It’s not clear whether the pressure campaign will sway Oshkosh Defense, which is part of the larger Oshkosh Corp. that employs some 14,000 people.
“Let’s be honest,” said Outagamie County Executive Tom Nelson, a U.S. Senate candidate who spoke at the rally. “(Organized labor) is often the underdog, as we are today.”
In his comments at the rally, Lynk said the company told the union that its decision is final.
State Rep. Gordon Hintz, a Democrat who represents Oshkosh and is a board member of the Wisconsin Economic Development Corp., said that “from day one,” the company’s position was that locating the jobs in Wisconsin “was just off the table.”
In a statement, Oshkosh Defense spokesperson Alexandra Hittle said the company “evaluated sites in multiple states, including Wisconsin” for the new contract.
“We value the longstanding and skilled workforce we have in Wisconsin and are committed to growing our local presence,” she said.
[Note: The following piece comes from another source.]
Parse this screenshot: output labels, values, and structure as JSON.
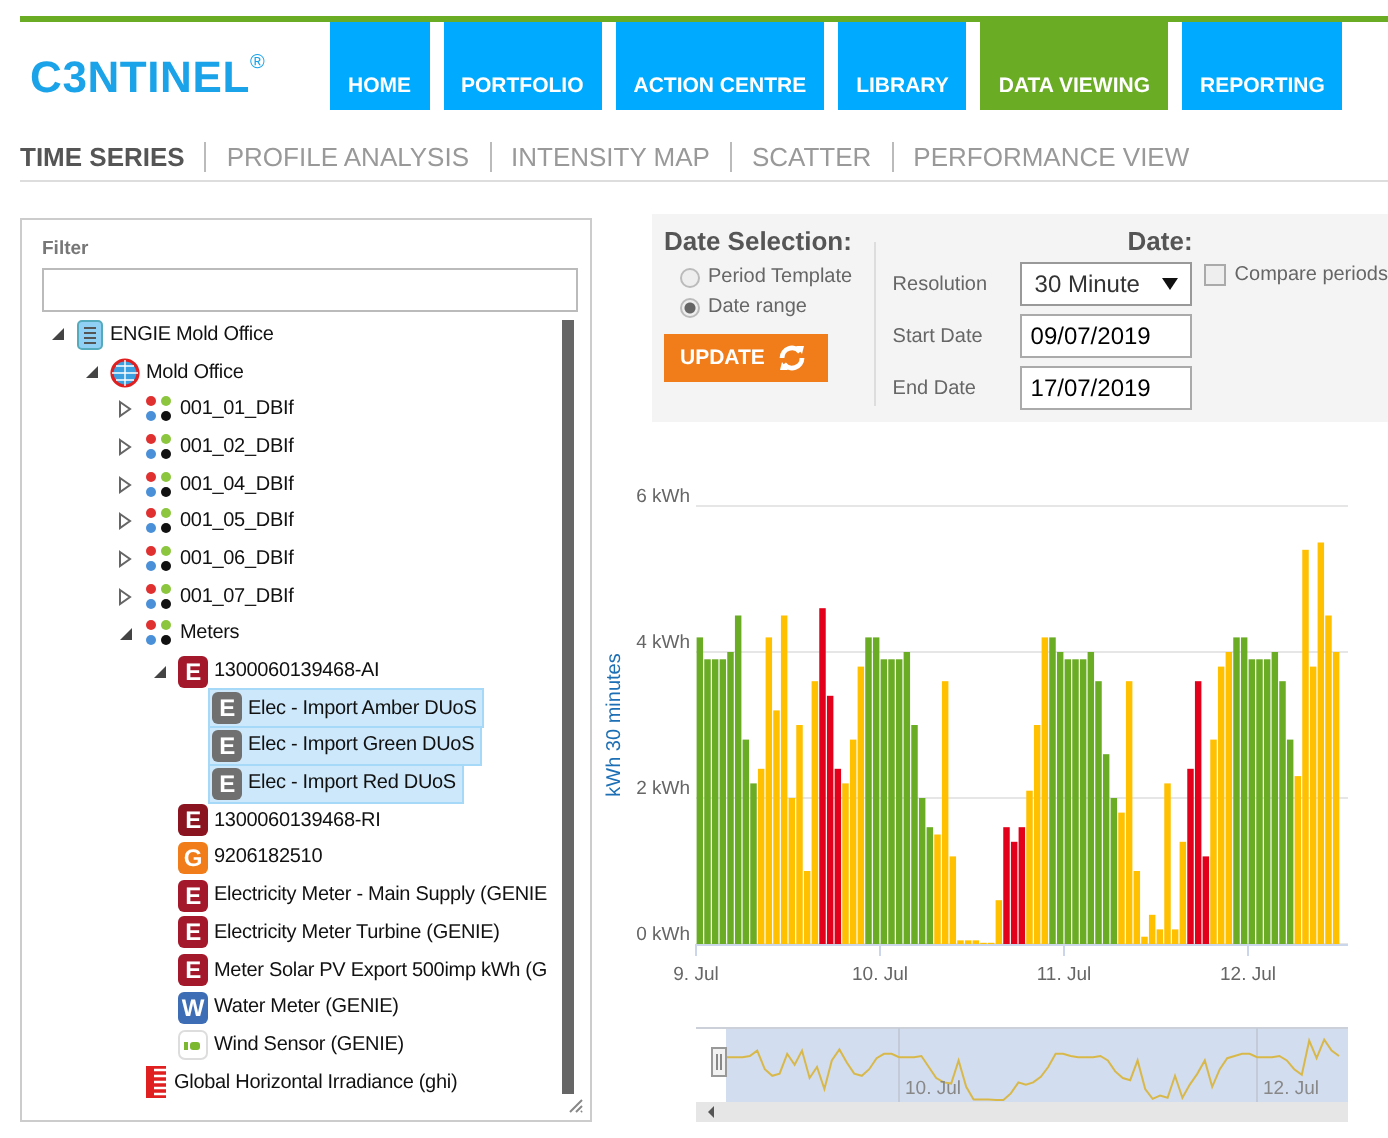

A new technical center in Oshkosh will include more than 100 new jobs for engineers and other support positions for the new contract.
Union member John Stanchik, who sported a sign with art by his 9-year-old daughter Reanlyn, said he thinks there is still a chance. He pointed to fight over a 2009 contract for military vehicles.
“They told us back in 2009 … that we couldn’t do that contract,” said Stanchik, a 15-year UAW member. “We built 9,000 in nine months. So yeah, we can build that here.”